Last time we addressed the complications involved when Adam replaces himself to take his test, and we observed that there were additional complications involved. There should have been three teams of time travelers moving through the halls of the school, but somehow there was only one–and this is something that the film does fairly consistently but which does not appear to have any logical basis: if a time traveler travels to the same coordinates twice, he replaces the previous time traveling version of himself. Thus when team two arrived at the high school, team one vanished as if they were never there, and team three likewise caused the elimination of team two.
This seriously complicates the problems we noticed last time. Not only do the original Adam and the Adams from teams one and two not hear the questions that the team three Adam has to answer, part of Adam’s life has been erased completely. That is, we have a sequence something like this: Adam fails the test; Adam travels back and prevents himself from taking the test, and then attempts to answer the questions his younger self has never heard; Adam travels back and erases the version of himself who took the test such that he not only never took the test, he never existed and will never fail the test and make the trip back to retake it; then Adam fails the test again, and again travels back to erase the version of himself who failed the test such that he, too, will never have failed the test. It would seem then that Adam must have failed the test in the original history and then replaced that history with the fourth attempt in which he passes it–but even though Adam replaced himself in the past, it does not seem that he replaced himself in the future. Thus we ought to have Adam leaving Monday at one, then finding himself back getting an answer to a question he was never asked and leaving again at two, then again finding himself back getting an answer to a question he was never asked, and then leaving again at three. He has erased from his own life the events that lead to his actions.
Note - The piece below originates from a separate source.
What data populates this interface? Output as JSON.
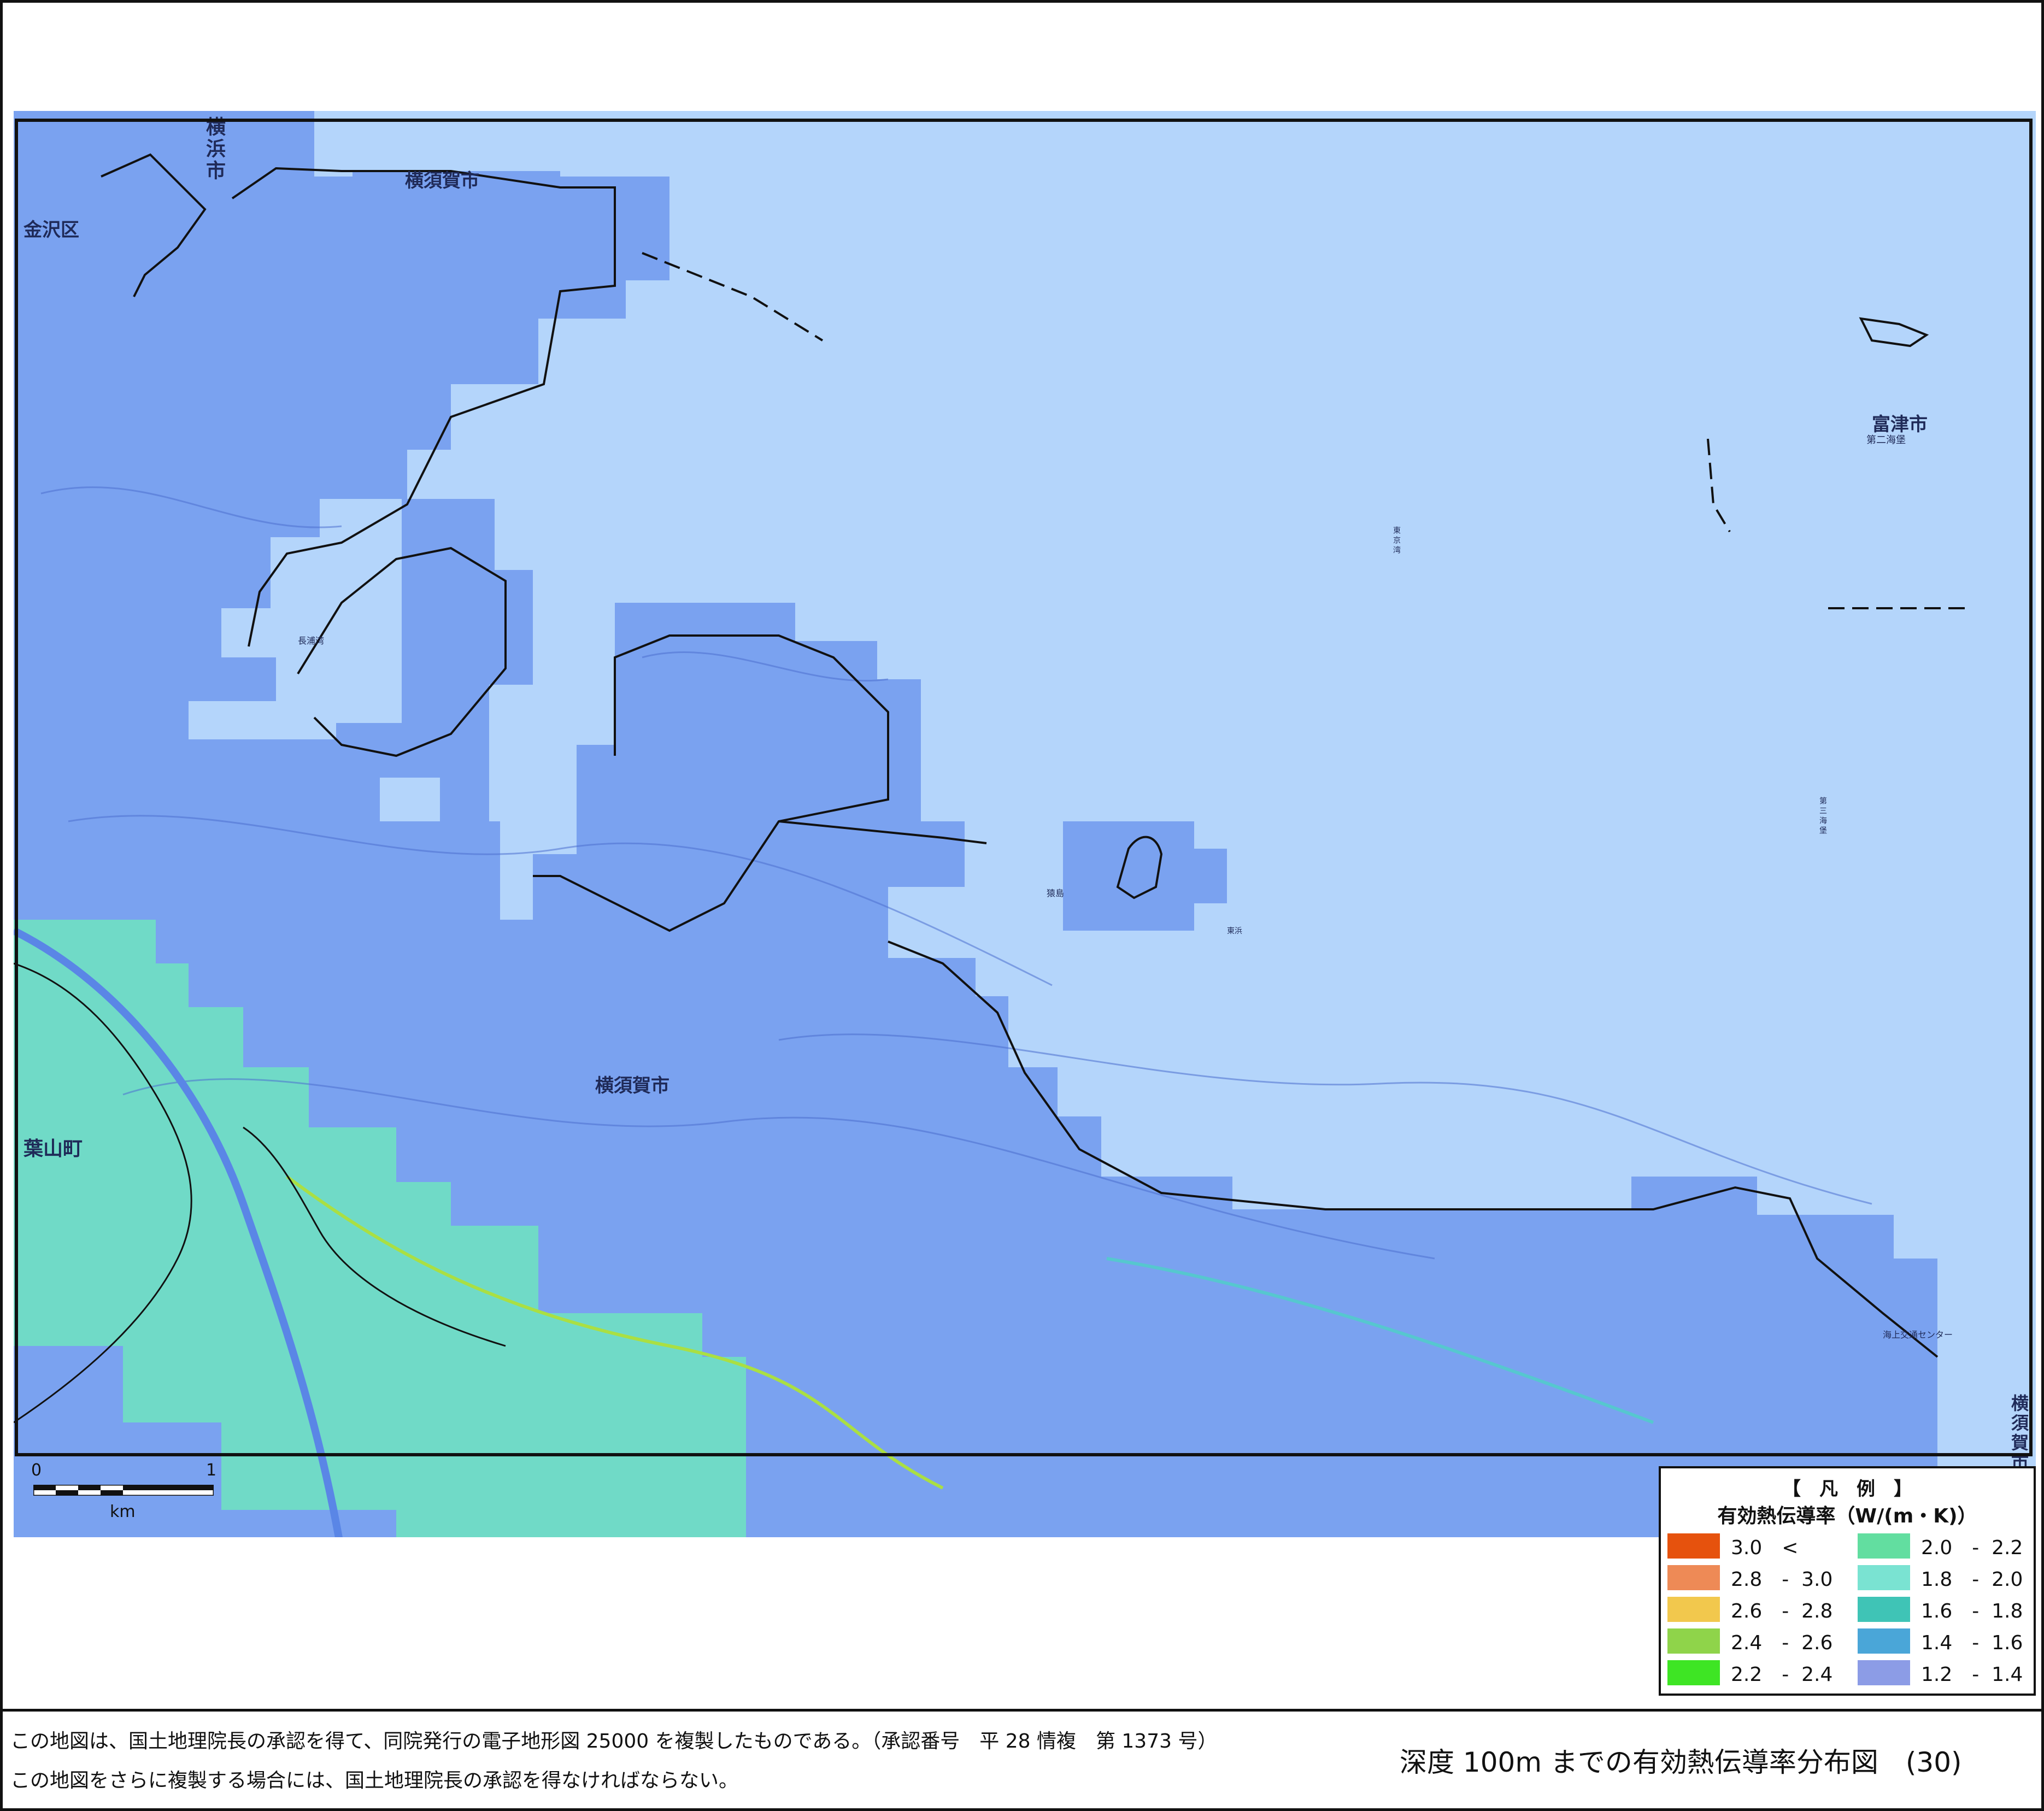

The film took the notion of interacting with your doppelganger very seriously, too seriously; but then they step into a very serious complication using the replacement rules from The Butterfly Effect franchise (which were incomprehensibly disastrous in those films), applying only when the time traveler replaces a time traveling version of himself. That is a far more serious interaction with a past version of yourself than merely letting him see you, but the film glosses it without even attempting to provide a suggestion either for why it would work that way or for why the time travelers would expect it to do so. It was poorly considered, and a major problem with its time travel concepts.